> **PROVIDED DATA**
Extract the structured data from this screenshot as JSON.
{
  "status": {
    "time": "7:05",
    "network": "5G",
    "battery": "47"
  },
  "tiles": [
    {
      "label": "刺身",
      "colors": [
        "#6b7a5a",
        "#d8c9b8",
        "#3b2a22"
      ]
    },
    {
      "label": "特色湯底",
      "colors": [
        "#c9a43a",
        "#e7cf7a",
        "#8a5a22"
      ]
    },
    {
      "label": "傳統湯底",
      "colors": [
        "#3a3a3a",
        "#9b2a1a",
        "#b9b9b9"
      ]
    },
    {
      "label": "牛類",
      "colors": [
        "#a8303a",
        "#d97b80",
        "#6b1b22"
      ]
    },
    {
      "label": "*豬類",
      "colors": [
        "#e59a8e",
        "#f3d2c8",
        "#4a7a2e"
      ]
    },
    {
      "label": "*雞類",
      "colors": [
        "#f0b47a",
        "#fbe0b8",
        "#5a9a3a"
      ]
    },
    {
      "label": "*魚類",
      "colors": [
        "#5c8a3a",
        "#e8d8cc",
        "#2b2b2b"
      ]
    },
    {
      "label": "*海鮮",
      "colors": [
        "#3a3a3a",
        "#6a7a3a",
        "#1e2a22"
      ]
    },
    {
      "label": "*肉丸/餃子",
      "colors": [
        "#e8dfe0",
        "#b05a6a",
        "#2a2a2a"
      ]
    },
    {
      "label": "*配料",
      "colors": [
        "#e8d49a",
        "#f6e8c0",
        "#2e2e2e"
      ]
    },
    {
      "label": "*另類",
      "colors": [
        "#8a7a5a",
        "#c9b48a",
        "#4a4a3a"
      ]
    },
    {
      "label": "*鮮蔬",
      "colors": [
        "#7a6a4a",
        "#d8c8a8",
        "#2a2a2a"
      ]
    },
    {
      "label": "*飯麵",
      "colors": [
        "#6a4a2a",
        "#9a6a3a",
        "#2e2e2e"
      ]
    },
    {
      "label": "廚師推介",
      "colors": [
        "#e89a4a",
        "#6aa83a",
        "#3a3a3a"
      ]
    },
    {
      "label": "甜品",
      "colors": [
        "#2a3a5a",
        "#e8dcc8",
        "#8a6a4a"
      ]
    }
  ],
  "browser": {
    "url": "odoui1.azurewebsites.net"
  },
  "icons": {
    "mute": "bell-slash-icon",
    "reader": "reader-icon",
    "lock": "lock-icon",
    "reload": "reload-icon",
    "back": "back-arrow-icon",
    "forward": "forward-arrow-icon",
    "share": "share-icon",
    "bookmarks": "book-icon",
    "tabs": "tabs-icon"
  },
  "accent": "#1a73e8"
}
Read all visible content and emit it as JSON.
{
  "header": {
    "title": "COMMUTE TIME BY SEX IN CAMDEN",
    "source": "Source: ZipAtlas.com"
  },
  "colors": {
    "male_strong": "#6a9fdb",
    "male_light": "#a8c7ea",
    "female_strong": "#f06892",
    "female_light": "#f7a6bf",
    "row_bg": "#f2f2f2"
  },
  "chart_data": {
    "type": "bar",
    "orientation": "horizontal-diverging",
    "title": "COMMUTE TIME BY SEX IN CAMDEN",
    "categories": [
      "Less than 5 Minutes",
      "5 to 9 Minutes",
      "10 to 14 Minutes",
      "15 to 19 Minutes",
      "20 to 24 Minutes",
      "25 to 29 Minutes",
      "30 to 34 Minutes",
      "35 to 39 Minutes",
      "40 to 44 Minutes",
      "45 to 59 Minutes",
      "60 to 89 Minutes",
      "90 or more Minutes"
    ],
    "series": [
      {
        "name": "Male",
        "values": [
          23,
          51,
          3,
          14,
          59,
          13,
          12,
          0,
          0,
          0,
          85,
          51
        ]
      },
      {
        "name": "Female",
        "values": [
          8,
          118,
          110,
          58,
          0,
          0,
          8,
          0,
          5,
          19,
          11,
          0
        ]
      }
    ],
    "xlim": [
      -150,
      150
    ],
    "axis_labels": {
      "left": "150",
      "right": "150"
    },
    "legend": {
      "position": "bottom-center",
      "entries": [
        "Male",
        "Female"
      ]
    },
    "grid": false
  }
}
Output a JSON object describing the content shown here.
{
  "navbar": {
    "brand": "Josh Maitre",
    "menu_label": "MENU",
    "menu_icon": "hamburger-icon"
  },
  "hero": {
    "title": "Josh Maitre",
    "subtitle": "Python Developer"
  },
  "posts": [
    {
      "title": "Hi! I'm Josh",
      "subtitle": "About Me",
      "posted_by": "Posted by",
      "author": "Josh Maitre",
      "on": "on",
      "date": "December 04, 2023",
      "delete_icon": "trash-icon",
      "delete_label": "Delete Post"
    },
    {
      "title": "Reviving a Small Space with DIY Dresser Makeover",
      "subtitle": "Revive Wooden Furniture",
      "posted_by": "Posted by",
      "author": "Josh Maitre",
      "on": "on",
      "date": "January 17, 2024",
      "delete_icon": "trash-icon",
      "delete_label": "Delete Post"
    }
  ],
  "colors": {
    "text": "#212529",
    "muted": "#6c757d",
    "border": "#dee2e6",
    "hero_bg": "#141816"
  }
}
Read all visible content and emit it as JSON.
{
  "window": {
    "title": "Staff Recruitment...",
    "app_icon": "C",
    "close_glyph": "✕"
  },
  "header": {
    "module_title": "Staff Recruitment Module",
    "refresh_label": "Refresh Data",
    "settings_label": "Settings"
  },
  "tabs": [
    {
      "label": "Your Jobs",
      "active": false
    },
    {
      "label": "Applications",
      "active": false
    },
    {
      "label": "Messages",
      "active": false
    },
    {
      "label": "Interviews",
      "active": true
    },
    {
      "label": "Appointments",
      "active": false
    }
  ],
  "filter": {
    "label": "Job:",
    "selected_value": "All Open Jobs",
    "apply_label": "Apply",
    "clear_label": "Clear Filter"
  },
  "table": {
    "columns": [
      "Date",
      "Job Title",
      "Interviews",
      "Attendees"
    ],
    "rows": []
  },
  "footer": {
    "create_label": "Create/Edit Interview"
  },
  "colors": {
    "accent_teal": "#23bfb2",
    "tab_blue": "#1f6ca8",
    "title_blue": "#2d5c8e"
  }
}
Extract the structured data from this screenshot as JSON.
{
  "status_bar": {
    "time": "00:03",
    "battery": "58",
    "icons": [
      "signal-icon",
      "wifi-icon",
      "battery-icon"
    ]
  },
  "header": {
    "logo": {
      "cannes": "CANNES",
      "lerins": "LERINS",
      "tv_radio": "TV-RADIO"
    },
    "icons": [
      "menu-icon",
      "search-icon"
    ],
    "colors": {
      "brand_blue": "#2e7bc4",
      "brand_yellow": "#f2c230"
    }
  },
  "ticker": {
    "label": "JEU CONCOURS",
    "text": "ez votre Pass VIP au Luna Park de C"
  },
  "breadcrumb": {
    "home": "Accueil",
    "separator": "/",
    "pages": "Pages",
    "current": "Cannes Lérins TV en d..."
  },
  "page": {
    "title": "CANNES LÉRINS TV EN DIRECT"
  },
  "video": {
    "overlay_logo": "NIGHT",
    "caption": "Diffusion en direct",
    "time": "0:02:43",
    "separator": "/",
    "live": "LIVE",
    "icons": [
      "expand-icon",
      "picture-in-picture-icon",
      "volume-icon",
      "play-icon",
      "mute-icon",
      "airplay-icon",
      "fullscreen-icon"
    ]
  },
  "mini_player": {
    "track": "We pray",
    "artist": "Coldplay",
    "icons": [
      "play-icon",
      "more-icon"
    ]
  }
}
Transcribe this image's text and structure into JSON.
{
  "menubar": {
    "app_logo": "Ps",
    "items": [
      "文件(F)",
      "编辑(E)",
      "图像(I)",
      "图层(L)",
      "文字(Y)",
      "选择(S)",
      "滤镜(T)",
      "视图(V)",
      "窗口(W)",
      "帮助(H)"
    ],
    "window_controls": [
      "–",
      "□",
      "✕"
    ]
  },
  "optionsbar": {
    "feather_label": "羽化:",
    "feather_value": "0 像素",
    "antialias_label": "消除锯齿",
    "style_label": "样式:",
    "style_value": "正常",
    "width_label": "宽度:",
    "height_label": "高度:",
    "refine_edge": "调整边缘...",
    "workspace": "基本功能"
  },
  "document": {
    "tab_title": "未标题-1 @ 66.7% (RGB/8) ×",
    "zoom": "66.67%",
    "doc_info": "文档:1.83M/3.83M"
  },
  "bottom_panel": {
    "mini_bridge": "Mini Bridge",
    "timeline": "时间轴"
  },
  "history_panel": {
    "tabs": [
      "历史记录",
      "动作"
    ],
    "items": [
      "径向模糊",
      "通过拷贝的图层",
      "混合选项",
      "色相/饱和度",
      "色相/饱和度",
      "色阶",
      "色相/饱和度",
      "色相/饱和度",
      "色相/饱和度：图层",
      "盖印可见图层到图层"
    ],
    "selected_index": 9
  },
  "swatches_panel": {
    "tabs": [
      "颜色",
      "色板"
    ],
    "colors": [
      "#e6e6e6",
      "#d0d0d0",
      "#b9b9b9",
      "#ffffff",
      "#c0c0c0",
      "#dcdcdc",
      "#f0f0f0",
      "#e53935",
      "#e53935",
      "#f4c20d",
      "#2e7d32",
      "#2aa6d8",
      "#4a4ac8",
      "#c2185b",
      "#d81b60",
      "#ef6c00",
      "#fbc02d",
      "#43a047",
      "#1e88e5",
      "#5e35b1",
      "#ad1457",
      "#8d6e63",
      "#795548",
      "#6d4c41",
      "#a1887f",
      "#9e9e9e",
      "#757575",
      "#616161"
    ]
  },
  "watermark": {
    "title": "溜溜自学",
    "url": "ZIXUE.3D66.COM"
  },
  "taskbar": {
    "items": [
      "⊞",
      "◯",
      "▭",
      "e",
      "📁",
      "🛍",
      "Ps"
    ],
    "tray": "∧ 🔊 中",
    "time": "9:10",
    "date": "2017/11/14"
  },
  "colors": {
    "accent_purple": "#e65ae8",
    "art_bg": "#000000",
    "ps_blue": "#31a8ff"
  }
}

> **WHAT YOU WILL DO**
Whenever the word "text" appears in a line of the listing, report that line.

> **TASK ANSWER**
    "text": "#212529",
    "text": "ez votre Pass VIP au Luna Park de C"
Transcribe this image's text and structure into JSON.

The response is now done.